Problem statement
Show every line below where "data" appears.

____________________

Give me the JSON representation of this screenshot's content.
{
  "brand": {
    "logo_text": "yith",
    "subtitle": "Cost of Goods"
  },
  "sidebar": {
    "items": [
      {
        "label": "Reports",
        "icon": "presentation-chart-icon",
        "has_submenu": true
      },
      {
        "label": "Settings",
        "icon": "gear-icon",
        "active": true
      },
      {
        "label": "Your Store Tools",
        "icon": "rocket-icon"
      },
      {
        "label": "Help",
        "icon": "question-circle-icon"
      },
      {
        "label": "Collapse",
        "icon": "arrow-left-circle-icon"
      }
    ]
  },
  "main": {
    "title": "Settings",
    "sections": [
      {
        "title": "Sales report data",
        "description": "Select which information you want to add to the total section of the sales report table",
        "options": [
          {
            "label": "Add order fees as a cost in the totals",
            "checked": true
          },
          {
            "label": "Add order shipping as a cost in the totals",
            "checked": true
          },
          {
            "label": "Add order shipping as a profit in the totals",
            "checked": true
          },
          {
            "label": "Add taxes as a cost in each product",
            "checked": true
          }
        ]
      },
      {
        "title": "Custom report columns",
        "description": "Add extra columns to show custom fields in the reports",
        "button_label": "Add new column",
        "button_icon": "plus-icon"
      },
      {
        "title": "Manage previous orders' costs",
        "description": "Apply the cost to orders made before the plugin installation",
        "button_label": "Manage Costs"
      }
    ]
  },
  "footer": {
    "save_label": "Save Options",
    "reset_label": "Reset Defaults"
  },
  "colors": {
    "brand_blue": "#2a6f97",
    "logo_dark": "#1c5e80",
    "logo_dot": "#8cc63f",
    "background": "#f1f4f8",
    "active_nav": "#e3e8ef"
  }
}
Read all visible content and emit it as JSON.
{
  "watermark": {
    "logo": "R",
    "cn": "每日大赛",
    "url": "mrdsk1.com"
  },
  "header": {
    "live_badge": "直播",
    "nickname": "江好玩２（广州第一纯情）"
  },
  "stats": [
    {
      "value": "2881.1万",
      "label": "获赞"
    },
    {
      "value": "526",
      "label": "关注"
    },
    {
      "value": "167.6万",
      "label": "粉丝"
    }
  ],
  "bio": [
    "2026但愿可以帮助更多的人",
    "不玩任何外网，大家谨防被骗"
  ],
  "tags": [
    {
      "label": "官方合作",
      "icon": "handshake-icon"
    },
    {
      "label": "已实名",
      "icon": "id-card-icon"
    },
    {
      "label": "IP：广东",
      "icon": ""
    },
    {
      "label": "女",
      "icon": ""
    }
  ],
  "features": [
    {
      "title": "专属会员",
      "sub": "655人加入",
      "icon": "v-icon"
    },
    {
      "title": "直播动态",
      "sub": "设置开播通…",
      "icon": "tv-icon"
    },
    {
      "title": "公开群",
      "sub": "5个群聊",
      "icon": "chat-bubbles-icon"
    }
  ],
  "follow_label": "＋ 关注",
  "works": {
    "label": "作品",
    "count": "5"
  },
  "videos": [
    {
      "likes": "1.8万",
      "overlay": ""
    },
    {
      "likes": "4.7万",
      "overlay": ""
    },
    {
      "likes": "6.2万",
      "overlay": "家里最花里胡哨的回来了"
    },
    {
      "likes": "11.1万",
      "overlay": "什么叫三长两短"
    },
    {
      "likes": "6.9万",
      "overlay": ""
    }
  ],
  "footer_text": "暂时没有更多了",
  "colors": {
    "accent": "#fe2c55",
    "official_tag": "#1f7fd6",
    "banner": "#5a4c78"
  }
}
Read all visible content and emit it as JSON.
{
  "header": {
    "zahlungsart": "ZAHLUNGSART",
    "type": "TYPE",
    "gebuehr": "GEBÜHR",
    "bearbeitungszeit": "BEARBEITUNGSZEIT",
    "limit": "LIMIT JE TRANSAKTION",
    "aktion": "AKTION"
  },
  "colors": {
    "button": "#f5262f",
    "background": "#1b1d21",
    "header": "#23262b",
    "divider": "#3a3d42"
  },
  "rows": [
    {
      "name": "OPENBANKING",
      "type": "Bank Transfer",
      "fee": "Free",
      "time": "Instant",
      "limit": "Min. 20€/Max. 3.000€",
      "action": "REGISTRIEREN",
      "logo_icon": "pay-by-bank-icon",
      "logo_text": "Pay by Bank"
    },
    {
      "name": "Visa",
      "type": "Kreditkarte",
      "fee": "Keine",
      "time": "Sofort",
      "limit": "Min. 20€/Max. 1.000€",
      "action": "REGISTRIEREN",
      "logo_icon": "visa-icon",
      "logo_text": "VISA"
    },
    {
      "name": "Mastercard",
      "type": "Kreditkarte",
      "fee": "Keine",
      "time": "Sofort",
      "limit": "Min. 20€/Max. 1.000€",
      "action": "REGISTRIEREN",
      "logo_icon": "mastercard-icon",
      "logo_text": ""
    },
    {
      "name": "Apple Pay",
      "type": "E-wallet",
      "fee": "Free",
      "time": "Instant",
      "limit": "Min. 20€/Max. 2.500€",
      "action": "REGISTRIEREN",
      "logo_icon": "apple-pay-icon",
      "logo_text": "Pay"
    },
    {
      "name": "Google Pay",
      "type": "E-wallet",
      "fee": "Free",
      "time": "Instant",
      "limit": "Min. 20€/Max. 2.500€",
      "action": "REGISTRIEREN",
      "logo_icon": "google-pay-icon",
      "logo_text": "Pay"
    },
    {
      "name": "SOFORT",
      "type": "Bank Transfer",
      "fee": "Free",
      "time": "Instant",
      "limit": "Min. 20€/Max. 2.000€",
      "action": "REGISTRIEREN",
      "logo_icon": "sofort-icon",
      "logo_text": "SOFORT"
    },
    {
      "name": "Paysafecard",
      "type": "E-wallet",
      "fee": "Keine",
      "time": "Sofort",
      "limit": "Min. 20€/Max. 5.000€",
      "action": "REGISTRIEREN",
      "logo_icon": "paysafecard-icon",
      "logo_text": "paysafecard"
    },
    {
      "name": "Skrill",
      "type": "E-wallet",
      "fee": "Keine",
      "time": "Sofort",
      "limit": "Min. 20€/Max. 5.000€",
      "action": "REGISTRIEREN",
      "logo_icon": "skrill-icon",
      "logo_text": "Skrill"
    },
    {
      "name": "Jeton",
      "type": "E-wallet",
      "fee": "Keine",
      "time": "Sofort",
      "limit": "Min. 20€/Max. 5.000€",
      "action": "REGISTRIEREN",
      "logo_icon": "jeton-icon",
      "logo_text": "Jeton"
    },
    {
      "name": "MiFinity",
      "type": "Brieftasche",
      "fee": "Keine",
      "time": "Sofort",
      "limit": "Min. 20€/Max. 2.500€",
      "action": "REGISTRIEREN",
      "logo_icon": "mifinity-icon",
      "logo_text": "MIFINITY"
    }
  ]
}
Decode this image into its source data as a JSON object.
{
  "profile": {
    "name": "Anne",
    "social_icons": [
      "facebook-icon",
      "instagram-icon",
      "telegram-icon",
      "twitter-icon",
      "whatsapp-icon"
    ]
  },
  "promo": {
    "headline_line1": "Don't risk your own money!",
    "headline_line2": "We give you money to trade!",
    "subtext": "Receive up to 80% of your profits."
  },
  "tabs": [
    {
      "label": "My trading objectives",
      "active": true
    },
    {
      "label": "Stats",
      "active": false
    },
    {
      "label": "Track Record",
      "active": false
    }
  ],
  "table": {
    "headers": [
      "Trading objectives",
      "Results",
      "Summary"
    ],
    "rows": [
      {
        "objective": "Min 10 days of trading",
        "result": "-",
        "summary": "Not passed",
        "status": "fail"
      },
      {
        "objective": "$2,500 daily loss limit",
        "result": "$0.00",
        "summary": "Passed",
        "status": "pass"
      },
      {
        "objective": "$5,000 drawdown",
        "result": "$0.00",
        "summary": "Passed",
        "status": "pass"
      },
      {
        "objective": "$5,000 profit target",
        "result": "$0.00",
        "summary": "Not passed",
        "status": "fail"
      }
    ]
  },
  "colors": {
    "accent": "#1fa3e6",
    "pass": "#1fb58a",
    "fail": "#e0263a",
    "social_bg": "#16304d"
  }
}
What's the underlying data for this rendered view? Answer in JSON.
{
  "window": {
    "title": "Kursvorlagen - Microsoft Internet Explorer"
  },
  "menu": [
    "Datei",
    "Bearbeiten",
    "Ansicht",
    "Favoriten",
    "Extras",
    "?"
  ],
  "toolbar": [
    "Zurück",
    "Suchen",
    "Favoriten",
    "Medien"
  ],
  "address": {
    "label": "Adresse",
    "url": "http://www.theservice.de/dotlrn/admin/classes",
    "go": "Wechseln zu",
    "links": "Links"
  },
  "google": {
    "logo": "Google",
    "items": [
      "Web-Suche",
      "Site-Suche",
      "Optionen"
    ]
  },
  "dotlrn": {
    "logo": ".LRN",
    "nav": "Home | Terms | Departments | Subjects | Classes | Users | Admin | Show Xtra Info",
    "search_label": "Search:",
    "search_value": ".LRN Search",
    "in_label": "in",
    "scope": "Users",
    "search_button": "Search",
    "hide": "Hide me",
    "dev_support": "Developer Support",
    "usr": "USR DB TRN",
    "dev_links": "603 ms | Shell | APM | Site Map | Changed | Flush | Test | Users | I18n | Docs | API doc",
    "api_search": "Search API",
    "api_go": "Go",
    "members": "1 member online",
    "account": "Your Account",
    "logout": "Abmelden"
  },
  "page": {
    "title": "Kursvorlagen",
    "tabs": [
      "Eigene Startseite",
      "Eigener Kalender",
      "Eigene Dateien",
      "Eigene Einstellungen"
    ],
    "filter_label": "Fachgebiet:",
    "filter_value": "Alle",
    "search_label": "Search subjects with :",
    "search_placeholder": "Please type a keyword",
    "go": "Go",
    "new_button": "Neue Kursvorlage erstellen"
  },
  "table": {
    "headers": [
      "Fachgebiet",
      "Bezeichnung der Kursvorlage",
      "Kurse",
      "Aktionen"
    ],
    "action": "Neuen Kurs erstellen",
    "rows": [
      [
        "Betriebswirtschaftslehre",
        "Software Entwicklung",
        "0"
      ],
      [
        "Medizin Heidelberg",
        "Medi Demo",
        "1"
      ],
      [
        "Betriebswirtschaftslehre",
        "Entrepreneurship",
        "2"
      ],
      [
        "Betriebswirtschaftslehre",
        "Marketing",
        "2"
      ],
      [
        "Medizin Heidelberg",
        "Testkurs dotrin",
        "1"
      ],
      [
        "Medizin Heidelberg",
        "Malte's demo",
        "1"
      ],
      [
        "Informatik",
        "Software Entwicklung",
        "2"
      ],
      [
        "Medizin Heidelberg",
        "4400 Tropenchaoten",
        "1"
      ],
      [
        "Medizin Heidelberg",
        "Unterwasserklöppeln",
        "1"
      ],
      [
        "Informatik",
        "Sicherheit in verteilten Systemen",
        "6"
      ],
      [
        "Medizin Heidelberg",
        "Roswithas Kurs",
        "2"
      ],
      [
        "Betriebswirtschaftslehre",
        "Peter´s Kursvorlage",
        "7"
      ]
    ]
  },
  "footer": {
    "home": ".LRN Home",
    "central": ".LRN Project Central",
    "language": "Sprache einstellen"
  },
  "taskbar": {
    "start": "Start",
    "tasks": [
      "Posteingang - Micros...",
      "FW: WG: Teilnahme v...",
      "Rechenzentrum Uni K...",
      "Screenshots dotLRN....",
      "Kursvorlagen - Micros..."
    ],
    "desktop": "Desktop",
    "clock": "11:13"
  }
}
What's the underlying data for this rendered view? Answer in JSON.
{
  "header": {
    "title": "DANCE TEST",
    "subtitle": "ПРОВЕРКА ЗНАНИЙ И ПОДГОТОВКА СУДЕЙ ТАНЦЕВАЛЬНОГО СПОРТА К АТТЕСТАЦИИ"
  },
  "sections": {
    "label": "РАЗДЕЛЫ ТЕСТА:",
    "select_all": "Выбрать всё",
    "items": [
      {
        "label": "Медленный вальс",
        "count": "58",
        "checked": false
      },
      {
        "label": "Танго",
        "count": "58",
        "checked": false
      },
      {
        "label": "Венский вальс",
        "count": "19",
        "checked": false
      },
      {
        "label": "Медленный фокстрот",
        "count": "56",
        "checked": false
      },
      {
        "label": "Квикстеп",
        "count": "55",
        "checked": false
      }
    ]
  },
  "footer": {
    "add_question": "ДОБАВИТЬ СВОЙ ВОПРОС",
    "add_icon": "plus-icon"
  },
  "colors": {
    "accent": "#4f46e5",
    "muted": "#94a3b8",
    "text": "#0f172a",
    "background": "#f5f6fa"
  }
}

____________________

Solution for this task
        "title": "Sales report data",
Decode this image into its source data as a JSON object.
What's the underlying data for this rendered view? Answer in JSON.
What's the underlying data for this rendered view? Answer in JSON.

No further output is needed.